The Teaching-Family Model represents an organized approach to providing humane, effective, and individualized services that are satisfactory to clients and consumers. It is cost effective and replicable.
Through research and well-evaluated clinical practice, an integrated set of procedures has emerged to help children, families, and dependent adults live, learn, and become increasingly self-sufficient.
The Teaching-Family Association has developed standards for the accreditation of member agencies. An agency may become a member by meeting the standards that reflect the basic elements of the Teaching-Family Model.
The Model’s Critical Service Delivery Systems
Program supports are critical to Teaching-Family Model implementation and are designated to enhance the existing strengths of the practitioner.
Staff Selection and Training
Direct care providers, practitioners, are carefully selected based on their ability to provide individualized treatment in a positive, affirming manner. New practitioners experience a year-long training process, beginning with a pre-service workshop and continuing with a variety of in-service training opportunities.
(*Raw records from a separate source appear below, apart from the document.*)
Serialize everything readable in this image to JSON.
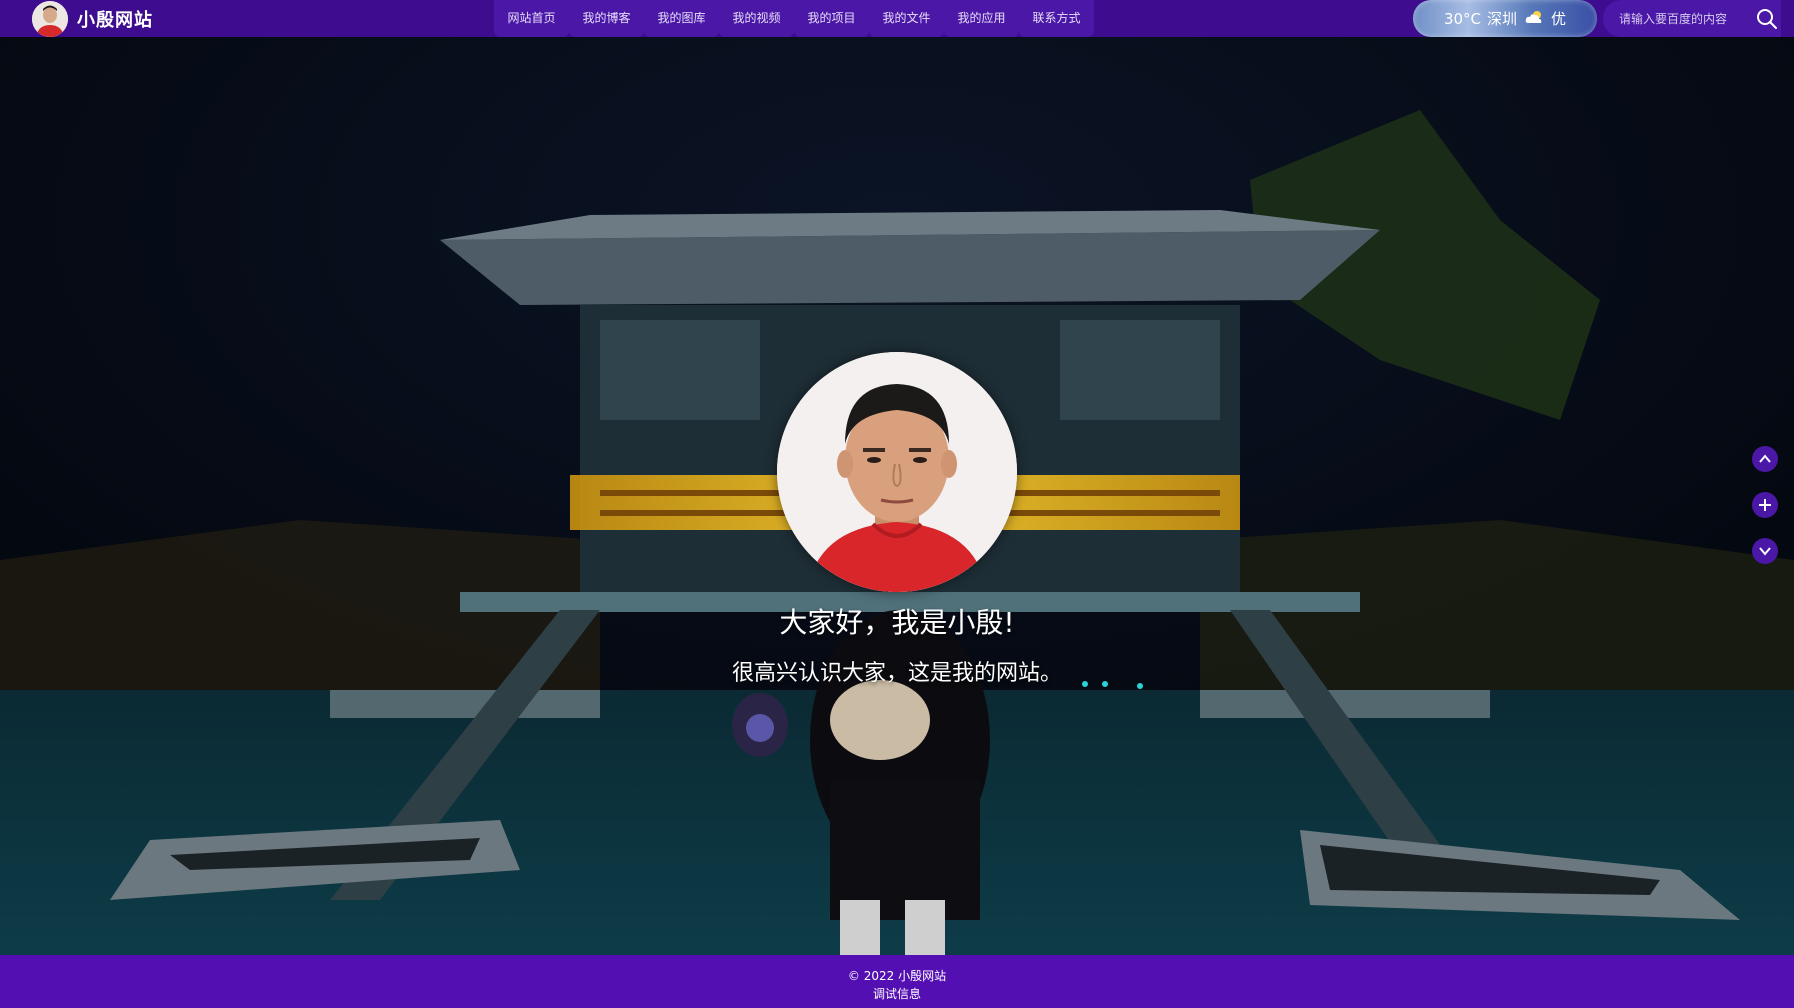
{
  "site": {
    "name": "小殷网站"
  },
  "nav": {
    "items": [
      {
        "label": "网站首页"
      },
      {
        "label": "我的博客"
      },
      {
        "label": "我的图库"
      },
      {
        "label": "我的视频"
      },
      {
        "label": "我的项目"
      },
      {
        "label": "我的文件"
      },
      {
        "label": "我的应用"
      },
      {
        "label": "联系方式"
      }
    ]
  },
  "weather": {
    "temperature": "30°C",
    "city": "深圳",
    "air_quality": "优",
    "icon": "cloud-icon"
  },
  "search": {
    "placeholder": "请输入要百度的内容",
    "icon": "search-icon"
  },
  "hero": {
    "greeting": "大家好，我是小殷!",
    "subtitle": "很高兴认识大家，这是我的网站。"
  },
  "side_controls": {
    "icons": [
      "chevron-up-icon",
      "plus-icon",
      "chevron-down-icon"
    ]
  },
  "footer": {
    "copyright": "© 2022 小殷网站",
    "debug_link": "调试信息"
  },
  "colors": {
    "topbar": "#3d0c8f",
    "nav_item": "#4a17a6",
    "footer": "#540fb3"
  }
}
Support staff, typically consultants, pair emotional support with direct observation and feedback on treatment planning and implementation to help practitioners grow professionally and develop their clinical skills.
Trained evaluators regularly observe and rate treatment skills of each staff person and solicit the opinions of parents, youths, dependent adults, and other stakeholders regarding the processes and benefits to children, families, and dependent adults.
Administrators and support staff keep pace and change organizational policies and practices to fit the current needs of individuals and society while simultaneously protecting the integrity of the Model.
Research and Evaluation
The developers and implementers of the Teaching-Family Model have conducted over 200 studies to learn and validate what treatment approaches and practices work. This research and evaluation has kept the Model focused on benefiting children, families, dependent adults, and society.
Member agencies must undergo a review and re-accreditation process annually. The initial and triennial reviews consist of an on-site visit by two or more peer reviewers to observe and review the documentation of treatment and benefits: to review program support systems: and, to interview staff and consumers. An agency consumer evaluation is also conducted. Referral and funding agents, board members, and individuals in the program are asked to rate and provide comments about the treatment programs. Findings are summarized and reported to the agency and to the TFA Certification and Ethics Committee. The annual review examines documentation and includes a practitioner consumer evaluation but does not include an on-site visit. The Teaching-Family Association is the only entity in North America that defines and implements standards and review procedures related to the actual performance and quality of treatment and service delivery systems at all organizational levels.